- **DATA FOR REVIEW**:
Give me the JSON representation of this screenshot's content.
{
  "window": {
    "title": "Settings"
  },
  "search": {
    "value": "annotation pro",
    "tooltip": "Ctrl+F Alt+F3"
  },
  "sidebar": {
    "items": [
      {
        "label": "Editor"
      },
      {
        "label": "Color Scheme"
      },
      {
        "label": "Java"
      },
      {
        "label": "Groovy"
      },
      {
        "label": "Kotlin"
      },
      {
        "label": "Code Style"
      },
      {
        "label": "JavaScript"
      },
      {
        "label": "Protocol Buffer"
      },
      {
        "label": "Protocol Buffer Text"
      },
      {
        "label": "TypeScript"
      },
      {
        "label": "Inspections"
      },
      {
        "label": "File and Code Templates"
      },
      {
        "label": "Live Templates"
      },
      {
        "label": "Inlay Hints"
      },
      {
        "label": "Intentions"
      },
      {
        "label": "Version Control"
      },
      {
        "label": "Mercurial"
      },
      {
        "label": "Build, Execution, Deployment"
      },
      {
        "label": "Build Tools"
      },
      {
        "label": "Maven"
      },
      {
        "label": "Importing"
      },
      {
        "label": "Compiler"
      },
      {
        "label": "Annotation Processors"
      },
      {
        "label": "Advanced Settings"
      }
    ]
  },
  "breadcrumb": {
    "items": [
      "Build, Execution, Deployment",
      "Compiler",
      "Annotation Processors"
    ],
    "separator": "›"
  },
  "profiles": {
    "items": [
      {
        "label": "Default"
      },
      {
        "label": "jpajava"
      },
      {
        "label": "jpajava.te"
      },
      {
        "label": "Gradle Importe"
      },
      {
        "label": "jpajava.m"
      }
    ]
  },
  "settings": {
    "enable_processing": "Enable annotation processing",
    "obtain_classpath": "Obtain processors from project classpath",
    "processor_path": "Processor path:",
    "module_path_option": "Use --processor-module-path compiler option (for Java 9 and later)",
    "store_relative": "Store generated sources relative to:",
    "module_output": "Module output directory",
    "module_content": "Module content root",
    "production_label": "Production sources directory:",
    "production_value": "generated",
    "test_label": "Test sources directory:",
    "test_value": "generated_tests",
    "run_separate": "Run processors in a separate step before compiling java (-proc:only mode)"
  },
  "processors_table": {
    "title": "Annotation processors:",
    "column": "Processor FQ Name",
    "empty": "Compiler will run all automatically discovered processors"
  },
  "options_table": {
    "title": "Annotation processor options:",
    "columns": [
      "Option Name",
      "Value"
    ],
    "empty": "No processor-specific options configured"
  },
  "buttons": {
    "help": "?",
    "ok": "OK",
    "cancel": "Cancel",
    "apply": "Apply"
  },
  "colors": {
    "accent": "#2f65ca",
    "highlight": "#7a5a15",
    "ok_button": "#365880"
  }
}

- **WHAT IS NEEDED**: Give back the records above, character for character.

- **PROBLEM SOLUTION**:
Give me the JSON representation of this screenshot's content.
{
  "window": {
    "title": "Settings"
  },
  "search": {
    "value": "annotation pro",
    "tooltip": "Ctrl+F Alt+F3"
  },
  "sidebar": {
    "items": [
      {
        "label": "Editor"
      },
      {
        "label": "Color Scheme"
      },
      {
        "label": "Java"
      },
      {
        "label": "Groovy"
      },
      {
        "label": "Kotlin"
      },
      {
        "label": "Code Style"
      },
      {
        "label": "JavaScript"
      },
      {
        "label": "Protocol Buffer"
      },
      {
        "label": "Protocol Buffer Text"
      },
      {
        "label": "TypeScript"
      },
      {
        "label": "Inspections"
      },
      {
        "label": "File and Code Templates"
      },
      {
        "label": "Live Templates"
      },
      {
        "label": "Inlay Hints"
      },
      {
        "label": "Intentions"
      },
      {
        "label": "Version Control"
      },
      {
        "label": "Mercurial"
      },
      {
        "label": "Build, Execution, Deployment"
      },
      {
        "label": "Build Tools"
      },
      {
        "label": "Maven"
      },
      {
        "label": "Importing"
      },
      {
        "label": "Compiler"
      },
      {
        "label": "Annotation Processors"
      },
      {
        "label": "Advanced Settings"
      }
    ]
  },
  "breadcrumb": {
    "items": [
      "Build, Execution, Deployment",
      "Compiler",
      "Annotation Processors"
    ],
    "separator": "›"
  },
  "profiles": {
    "items": [
      {
        "label": "Default"
      },
      {
        "label": "jpajava"
      },
      {
        "label": "jpajava.te"
      },
      {
        "label": "Gradle Importe"
      },
      {
        "label": "jpajava.m"
      }
    ]
  },
  "settings": {
    "enable_processing": "Enable annotation processing",
    "obtain_classpath": "Obtain processors from project classpath",
    "processor_path": "Processor path:",
    "module_path_option": "Use --processor-module-path compiler option (for Java 9 and later)",
    "store_relative": "Store generated sources relative to:",
    "module_output": "Module output directory",
    "module_content": "Module content root",
    "production_label": "Production sources directory:",
    "production_value": "generated",
    "test_label": "Test sources directory:",
    "test_value": "generated_tests",
    "run_separate": "Run processors in a separate step before compiling java (-proc:only mode)"
  },
  "processors_table": {
    "title": "Annotation processors:",
    "column": "Processor FQ Name",
    "empty": "Compiler will run all automatically discovered processors"
  },
  "options_table": {
    "title": "Annotation processor options:",
    "columns": [
      "Option Name",
      "Value"
    ],
    "empty": "No processor-specific options configured"
  },
  "buttons": {
    "help": "?",
    "ok": "OK",
    "cancel": "Cancel",
    "apply": "Apply"
  },
  "colors": {
    "accent": "#2f65ca",
    "highlight": "#7a5a15",
    "ok_button": "#365880"
  }
}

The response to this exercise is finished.